At the start of this year the first true “next-gen” Burnout was delivered to us. Anyone familiar with the franchise knows what to expect from Burnout, but for the newcomers here’s a rundown. Burnout Paradise places you in the fictional Paradise City, home of Burnout driving. The game is essentially a sandbox, a first for the series, and the entire world is open from the start of the game.
Throughout Paradise city there are 120 events, these events are triggered by pulling up to a stoplight and revving your engine. This provides the ability to find a challenge anywhere, a nice change of pace from other racing games. The five types of events create a nice sense of variety, coupled with the fact that the route you blaze during the event is entirely up to you. There are three types of event styles, the point to point where you race from you stoplight to one of eight finish lines in the city, one for each of the eight compass points, either racing other cars or trying to reach the end without being destroyed, and trying to beat a certain time with a certain car. The other style is a score type, where you either rack up points by doing tricks or have to take down a certain amount of drivers. This sounds like every other Burnout game, with the exception of the free roaming of course, but that’s the point, if you fail an event just pull up to the next light and start a different one, there’s no pressure to try and try again to beat a specific event.

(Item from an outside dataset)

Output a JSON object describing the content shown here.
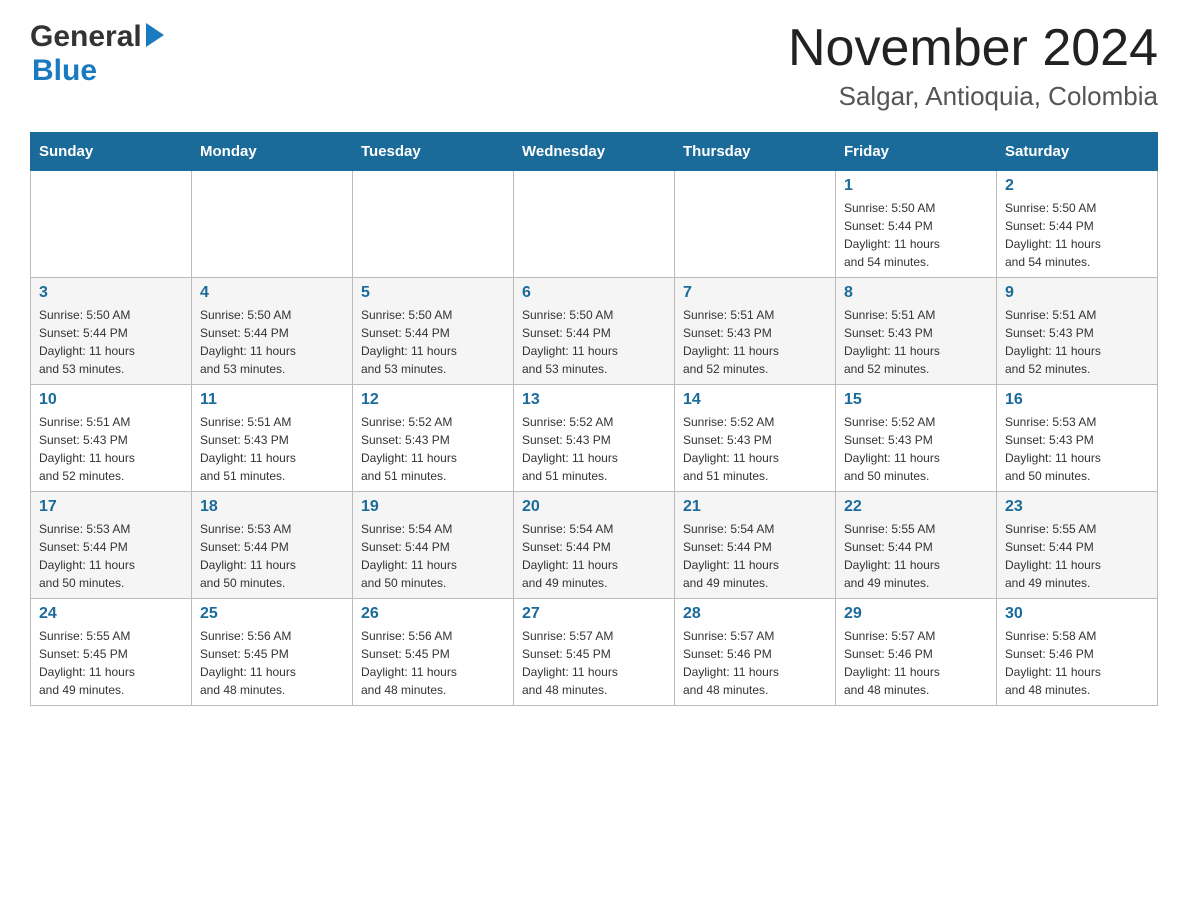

When you win events you get a mark, these marks upgrade you license and unlock cars to receive at the junkyard, when you upgrade your license the event list is cleared, opening every event for you to tackle again, with a slightly harder difficulty of course. One of the new additions that is particularly amusing is, certain races release new cars into the city, if you want that car you have to take it down, creating a new way to add cars to your inventory that feels refreshing from the slandered either buy it or it’s just given to you ways of unlocking. There is one other thing, possibly the biggest and most loved part of the game is the crash mode. Sadly the old puzzle style of hitting the right point at the right time to cause maximum destruction is gone. But why you might ask, how is this is a good thing? The answer is that crash modes replacement, Showtime mode is even better than the original. Now you pick your street, the press L1 and R1 at the same time, this activates Showtime mode, your boost meter is filled half way and you begin rolling down the road, hit traffic to gain points and boost, hit boost to keep rolling, it’s simple, it’s also quite possibly one of the best parts of the game. Trying to beat online scores or developer scores is addictive and challenging it’s the perfect crash mode replacement, I tip my hat to you Critereon, you have achieved the unthinkable, you made a mode even better than crash mode.

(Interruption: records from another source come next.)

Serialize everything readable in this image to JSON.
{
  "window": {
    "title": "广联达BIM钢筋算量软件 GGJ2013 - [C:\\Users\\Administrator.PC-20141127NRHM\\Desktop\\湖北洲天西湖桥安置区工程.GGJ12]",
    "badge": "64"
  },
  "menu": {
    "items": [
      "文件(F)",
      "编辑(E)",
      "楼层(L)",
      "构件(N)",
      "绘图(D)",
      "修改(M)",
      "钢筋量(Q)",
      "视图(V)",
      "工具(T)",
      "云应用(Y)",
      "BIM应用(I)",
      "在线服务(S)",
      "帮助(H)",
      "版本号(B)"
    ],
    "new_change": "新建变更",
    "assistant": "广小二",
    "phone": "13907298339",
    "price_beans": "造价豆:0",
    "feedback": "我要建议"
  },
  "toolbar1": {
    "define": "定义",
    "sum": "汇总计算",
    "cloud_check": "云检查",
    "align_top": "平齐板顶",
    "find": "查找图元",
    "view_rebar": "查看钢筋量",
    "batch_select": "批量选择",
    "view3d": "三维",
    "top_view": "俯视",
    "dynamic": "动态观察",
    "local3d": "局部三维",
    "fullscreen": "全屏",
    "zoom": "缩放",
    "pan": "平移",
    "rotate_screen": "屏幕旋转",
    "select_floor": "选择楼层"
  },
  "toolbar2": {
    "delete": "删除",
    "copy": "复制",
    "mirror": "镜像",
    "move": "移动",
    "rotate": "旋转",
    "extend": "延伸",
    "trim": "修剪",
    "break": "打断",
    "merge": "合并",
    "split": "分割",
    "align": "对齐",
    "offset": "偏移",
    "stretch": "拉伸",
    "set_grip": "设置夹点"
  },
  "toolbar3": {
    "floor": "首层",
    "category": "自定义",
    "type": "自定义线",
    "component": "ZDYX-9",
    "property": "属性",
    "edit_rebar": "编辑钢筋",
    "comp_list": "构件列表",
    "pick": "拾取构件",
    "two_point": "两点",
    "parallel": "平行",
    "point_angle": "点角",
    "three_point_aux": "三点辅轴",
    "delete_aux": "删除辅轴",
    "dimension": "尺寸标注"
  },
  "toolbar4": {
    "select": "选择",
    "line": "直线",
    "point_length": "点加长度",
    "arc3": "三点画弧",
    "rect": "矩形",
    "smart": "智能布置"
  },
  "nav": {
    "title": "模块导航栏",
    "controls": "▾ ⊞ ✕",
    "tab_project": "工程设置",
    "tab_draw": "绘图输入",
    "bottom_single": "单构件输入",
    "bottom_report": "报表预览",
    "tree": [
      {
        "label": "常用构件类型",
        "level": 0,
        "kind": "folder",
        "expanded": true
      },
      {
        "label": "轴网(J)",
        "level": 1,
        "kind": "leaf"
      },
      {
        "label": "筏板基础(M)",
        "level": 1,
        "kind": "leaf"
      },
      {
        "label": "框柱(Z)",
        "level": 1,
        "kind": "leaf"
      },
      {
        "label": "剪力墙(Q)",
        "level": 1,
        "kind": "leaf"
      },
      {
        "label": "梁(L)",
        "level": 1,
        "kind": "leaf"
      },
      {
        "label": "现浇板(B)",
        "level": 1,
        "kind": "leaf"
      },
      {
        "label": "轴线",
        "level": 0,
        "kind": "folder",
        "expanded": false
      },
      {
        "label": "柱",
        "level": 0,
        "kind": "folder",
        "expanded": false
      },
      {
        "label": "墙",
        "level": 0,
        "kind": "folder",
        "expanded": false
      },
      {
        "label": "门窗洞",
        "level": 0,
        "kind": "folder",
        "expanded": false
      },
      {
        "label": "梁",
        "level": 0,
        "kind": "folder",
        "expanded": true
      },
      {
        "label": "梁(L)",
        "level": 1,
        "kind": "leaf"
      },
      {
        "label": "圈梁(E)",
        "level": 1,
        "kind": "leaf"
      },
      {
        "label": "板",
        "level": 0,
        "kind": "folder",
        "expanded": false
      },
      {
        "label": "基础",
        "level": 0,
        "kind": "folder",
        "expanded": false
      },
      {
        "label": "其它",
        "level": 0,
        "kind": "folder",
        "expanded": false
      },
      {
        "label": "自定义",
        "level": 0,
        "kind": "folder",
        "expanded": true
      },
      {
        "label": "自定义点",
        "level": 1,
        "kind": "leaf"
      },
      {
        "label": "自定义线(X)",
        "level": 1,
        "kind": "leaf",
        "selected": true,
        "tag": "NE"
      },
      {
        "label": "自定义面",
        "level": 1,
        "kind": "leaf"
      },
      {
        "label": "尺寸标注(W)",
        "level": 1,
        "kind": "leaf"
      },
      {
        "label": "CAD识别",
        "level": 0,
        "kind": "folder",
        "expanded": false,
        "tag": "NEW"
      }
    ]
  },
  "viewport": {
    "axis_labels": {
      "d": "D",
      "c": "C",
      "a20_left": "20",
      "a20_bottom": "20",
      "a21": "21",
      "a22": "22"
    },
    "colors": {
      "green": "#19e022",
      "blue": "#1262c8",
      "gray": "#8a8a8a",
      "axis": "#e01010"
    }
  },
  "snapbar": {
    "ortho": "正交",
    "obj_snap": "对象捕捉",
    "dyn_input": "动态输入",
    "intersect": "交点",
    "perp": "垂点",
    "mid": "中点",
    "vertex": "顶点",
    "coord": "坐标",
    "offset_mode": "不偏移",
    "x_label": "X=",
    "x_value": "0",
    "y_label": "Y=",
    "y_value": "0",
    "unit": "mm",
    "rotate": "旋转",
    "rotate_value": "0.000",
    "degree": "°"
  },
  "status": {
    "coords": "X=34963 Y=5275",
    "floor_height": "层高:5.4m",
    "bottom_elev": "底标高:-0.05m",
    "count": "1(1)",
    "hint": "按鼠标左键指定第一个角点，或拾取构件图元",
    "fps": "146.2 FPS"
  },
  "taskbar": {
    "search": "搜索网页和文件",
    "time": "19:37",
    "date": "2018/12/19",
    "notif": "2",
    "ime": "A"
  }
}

But wait there’s more, not only do you have this giant world to explore and conquer, but you have the ability to do it with seven other people. At any time seven other people can pop-in to your game at their leisure, leave at any time, and do whatever they want. Do you want to work together and create a Showtime score of unthinkable proportions? Done. Do you want to be an ass and attempt to sabotage anything that your friend is doing? Done. And the nice added bonus, if you have a USB camera hooked up to your PS3, when you get taken down, it snaps a picture and sends it to that person, letting them bask in the glory of seeing your downdraught, frustrated face, or if you want use the time to pose in whatever way you want (please obey the unspoken law of the internet, no genitalia).
Burnout Paradise is the best Burnout to date, the only problem I had was its menu system even though it’s barely used, it still felt confusing, but the amount of content packed into this game, and the quality of said content gladly makes up for this small flaw. The game is beautiful, the sound effects are high quality and the soundtrack is large and diverse. If you like Burnout, buy this game.